■ What needs to be done: A word-for-word copy of the data is what's wanted, with no pictures.
###
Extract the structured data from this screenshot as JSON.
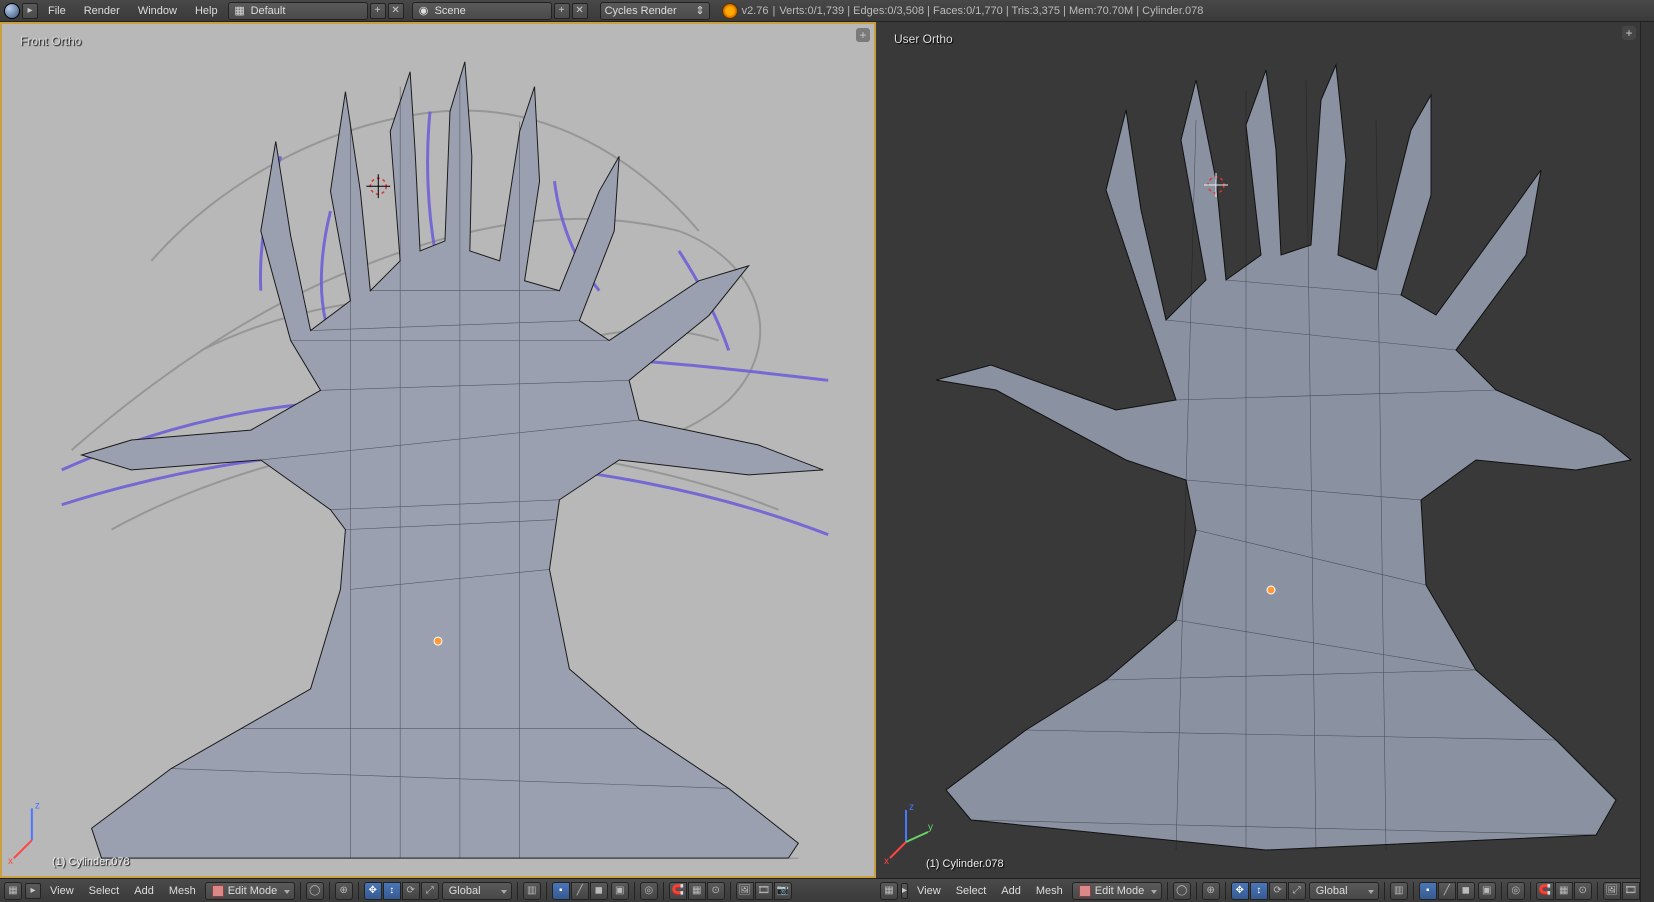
{
  "topbar": {
    "menus": [
      "File",
      "Render",
      "Window",
      "Help"
    ],
    "layout_field": "Default",
    "scene_field": "Scene",
    "renderer_field": "Cycles Render",
    "version": "v2.76",
    "stats": "Verts:0/1,739 | Edges:0/3,508 | Faces:0/1,770 | Tris:3,375 | Mem:70.70M | Cylinder.078"
  },
  "viewports": {
    "left": {
      "label": "Front Ortho",
      "object_name": "(1) Cylinder.078"
    },
    "right": {
      "label": "User Ortho",
      "object_name": "(1) Cylinder.078"
    }
  },
  "vp_header": {
    "menus": [
      "View",
      "Select",
      "Add",
      "Mesh"
    ],
    "mode": "Edit Mode",
    "orientation": "Global"
  }
}
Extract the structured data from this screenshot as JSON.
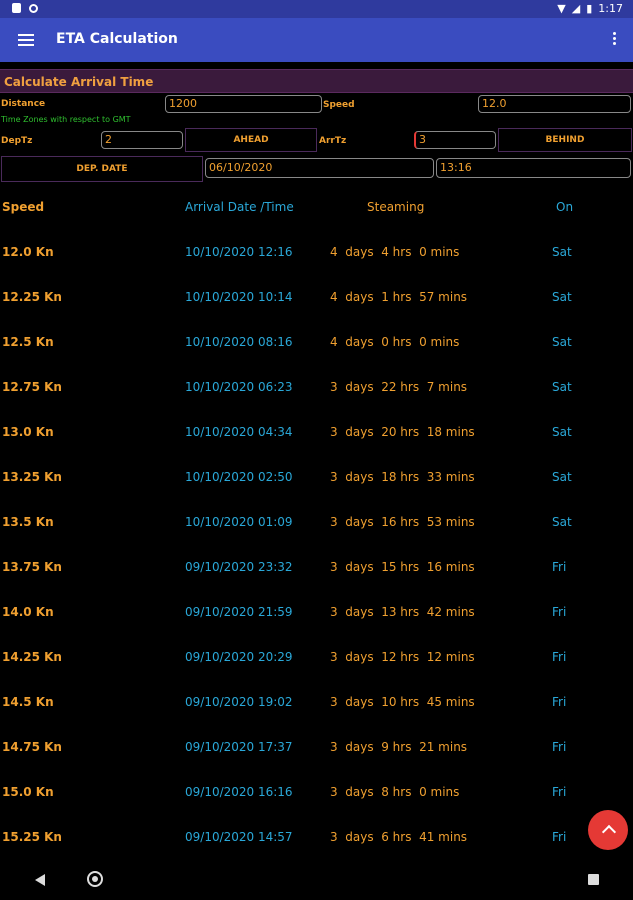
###
■ Written reply:
Extract the structured data from this screenshot as JSON.
{
  "topbar": {
    "menus": [
      "File",
      "Render",
      "Window",
      "Help"
    ],
    "layout_field": "Default",
    "scene_field": "Scene",
    "renderer_field": "Cycles Render",
    "version": "v2.76",
    "stats": "Verts:0/1,739 | Edges:0/3,508 | Faces:0/1,770 | Tris:3,375 | Mem:70.70M | Cylinder.078"
  },
  "viewports": {
    "left": {
      "label": "Front Ortho",
      "object_name": "(1) Cylinder.078"
    },
    "right": {
      "label": "User Ortho",
      "object_name": "(1) Cylinder.078"
    }
  },
  "vp_header": {
    "menus": [
      "View",
      "Select",
      "Add",
      "Mesh"
    ],
    "mode": "Edit Mode",
    "orientation": "Global"
  }
}
Extract the structured data from this screenshot as JSON.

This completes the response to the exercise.